▶ **Data extract**
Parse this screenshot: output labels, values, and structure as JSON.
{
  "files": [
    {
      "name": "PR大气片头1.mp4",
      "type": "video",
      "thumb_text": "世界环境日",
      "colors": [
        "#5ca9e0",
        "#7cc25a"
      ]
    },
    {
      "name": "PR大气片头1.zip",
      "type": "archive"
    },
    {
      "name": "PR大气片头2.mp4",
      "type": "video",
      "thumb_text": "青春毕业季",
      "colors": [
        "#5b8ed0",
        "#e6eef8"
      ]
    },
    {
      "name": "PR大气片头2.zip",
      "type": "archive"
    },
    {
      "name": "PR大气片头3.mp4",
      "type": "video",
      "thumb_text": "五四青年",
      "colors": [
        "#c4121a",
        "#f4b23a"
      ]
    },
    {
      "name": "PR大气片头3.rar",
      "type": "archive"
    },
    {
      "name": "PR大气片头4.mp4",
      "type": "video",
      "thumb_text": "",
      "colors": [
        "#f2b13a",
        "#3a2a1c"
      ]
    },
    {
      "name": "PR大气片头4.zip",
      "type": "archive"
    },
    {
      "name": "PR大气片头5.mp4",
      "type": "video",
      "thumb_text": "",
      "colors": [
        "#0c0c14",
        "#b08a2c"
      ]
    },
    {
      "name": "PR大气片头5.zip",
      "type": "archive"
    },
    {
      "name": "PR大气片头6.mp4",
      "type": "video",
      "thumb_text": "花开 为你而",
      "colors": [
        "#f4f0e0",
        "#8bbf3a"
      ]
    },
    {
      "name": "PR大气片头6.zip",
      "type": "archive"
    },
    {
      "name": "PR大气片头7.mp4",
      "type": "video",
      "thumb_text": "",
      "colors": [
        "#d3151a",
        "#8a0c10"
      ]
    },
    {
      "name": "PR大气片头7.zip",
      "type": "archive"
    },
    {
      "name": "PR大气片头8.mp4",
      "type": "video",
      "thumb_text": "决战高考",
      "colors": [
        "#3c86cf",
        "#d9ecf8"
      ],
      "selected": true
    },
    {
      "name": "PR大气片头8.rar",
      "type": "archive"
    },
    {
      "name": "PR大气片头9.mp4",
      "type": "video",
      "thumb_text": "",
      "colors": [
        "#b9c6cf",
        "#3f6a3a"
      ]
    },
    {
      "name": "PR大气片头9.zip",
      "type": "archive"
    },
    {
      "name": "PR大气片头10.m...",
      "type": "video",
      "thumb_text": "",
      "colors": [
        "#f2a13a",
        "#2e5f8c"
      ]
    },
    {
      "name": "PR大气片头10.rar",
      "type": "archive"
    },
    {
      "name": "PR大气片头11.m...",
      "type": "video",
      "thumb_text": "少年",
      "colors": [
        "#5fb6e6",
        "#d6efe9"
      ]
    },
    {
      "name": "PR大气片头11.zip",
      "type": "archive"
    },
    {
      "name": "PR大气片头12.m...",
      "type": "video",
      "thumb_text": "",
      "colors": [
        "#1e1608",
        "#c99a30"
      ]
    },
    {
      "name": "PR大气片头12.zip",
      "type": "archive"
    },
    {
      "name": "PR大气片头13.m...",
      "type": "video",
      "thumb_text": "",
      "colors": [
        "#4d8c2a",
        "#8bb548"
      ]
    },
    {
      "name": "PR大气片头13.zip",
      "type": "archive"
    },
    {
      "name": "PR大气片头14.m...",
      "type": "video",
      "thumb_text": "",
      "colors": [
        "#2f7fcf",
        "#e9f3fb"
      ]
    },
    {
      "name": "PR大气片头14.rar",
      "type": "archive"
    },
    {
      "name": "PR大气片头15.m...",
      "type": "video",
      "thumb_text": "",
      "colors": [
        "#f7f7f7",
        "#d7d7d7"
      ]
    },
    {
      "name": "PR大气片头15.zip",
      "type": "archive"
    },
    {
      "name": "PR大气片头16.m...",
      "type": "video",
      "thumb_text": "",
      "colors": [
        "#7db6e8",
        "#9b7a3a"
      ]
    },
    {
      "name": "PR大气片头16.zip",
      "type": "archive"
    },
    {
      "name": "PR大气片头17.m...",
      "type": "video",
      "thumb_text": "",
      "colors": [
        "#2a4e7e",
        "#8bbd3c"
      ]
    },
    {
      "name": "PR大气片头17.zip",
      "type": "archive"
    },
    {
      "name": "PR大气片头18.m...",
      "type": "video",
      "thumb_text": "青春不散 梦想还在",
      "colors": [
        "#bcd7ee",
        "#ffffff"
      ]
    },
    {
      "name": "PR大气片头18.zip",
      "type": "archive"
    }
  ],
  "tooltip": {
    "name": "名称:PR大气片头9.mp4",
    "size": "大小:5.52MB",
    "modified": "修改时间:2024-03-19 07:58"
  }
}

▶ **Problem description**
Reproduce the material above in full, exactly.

▶ **Finished task**
Parse this screenshot: output labels, values, and structure as JSON.
{
  "files": [
    {
      "name": "PR大气片头1.mp4",
      "type": "video",
      "thumb_text": "世界环境日",
      "colors": [
        "#5ca9e0",
        "#7cc25a"
      ]
    },
    {
      "name": "PR大气片头1.zip",
      "type": "archive"
    },
    {
      "name": "PR大气片头2.mp4",
      "type": "video",
      "thumb_text": "青春毕业季",
      "colors": [
        "#5b8ed0",
        "#e6eef8"
      ]
    },
    {
      "name": "PR大气片头2.zip",
      "type": "archive"
    },
    {
      "name": "PR大气片头3.mp4",
      "type": "video",
      "thumb_text": "五四青年",
      "colors": [
        "#c4121a",
        "#f4b23a"
      ]
    },
    {
      "name": "PR大气片头3.rar",
      "type": "archive"
    },
    {
      "name": "PR大气片头4.mp4",
      "type": "video",
      "thumb_text": "",
      "colors": [
        "#f2b13a",
        "#3a2a1c"
      ]
    },
    {
      "name": "PR大气片头4.zip",
      "type": "archive"
    },
    {
      "name": "PR大气片头5.mp4",
      "type": "video",
      "thumb_text": "",
      "colors": [
        "#0c0c14",
        "#b08a2c"
      ]
    },
    {
      "name": "PR大气片头5.zip",
      "type": "archive"
    },
    {
      "name": "PR大气片头6.mp4",
      "type": "video",
      "thumb_text": "花开 为你而",
      "colors": [
        "#f4f0e0",
        "#8bbf3a"
      ]
    },
    {
      "name": "PR大气片头6.zip",
      "type": "archive"
    },
    {
      "name": "PR大气片头7.mp4",
      "type": "video",
      "thumb_text": "",
      "colors": [
        "#d3151a",
        "#8a0c10"
      ]
    },
    {
      "name": "PR大气片头7.zip",
      "type": "archive"
    },
    {
      "name": "PR大气片头8.mp4",
      "type": "video",
      "thumb_text": "决战高考",
      "colors": [
        "#3c86cf",
        "#d9ecf8"
      ],
      "selected": true
    },
    {
      "name": "PR大气片头8.rar",
      "type": "archive"
    },
    {
      "name": "PR大气片头9.mp4",
      "type": "video",
      "thumb_text": "",
      "colors": [
        "#b9c6cf",
        "#3f6a3a"
      ]
    },
    {
      "name": "PR大气片头9.zip",
      "type": "archive"
    },
    {
      "name": "PR大气片头10.m...",
      "type": "video",
      "thumb_text": "",
      "colors": [
        "#f2a13a",
        "#2e5f8c"
      ]
    },
    {
      "name": "PR大气片头10.rar",
      "type": "archive"
    },
    {
      "name": "PR大气片头11.m...",
      "type": "video",
      "thumb_text": "少年",
      "colors": [
        "#5fb6e6",
        "#d6efe9"
      ]
    },
    {
      "name": "PR大气片头11.zip",
      "type": "archive"
    },
    {
      "name": "PR大气片头12.m...",
      "type": "video",
      "thumb_text": "",
      "colors": [
        "#1e1608",
        "#c99a30"
      ]
    },
    {
      "name": "PR大气片头12.zip",
      "type": "archive"
    },
    {
      "name": "PR大气片头13.m...",
      "type": "video",
      "thumb_text": "",
      "colors": [
        "#4d8c2a",
        "#8bb548"
      ]
    },
    {
      "name": "PR大气片头13.zip",
      "type": "archive"
    },
    {
      "name": "PR大气片头14.m...",
      "type": "video",
      "thumb_text": "",
      "colors": [
        "#2f7fcf",
        "#e9f3fb"
      ]
    },
    {
      "name": "PR大气片头14.rar",
      "type": "archive"
    },
    {
      "name": "PR大气片头15.m...",
      "type": "video",
      "thumb_text": "",
      "colors": [
        "#f7f7f7",
        "#d7d7d7"
      ]
    },
    {
      "name": "PR大气片头15.zip",
      "type": "archive"
    },
    {
      "name": "PR大气片头16.m...",
      "type": "video",
      "thumb_text": "",
      "colors": [
        "#7db6e8",
        "#9b7a3a"
      ]
    },
    {
      "name": "PR大气片头16.zip",
      "type": "archive"
    },
    {
      "name": "PR大气片头17.m...",
      "type": "video",
      "thumb_text": "",
      "colors": [
        "#2a4e7e",
        "#8bbd3c"
      ]
    },
    {
      "name": "PR大气片头17.zip",
      "type": "archive"
    },
    {
      "name": "PR大气片头18.m...",
      "type": "video",
      "thumb_text": "青春不散 梦想还在",
      "colors": [
        "#bcd7ee",
        "#ffffff"
      ]
    },
    {
      "name": "PR大气片头18.zip",
      "type": "archive"
    }
  ],
  "tooltip": {
    "name": "名称:PR大气片头9.mp4",
    "size": "大小:5.52MB",
    "modified": "修改时间:2024-03-19 07:58"
  }
}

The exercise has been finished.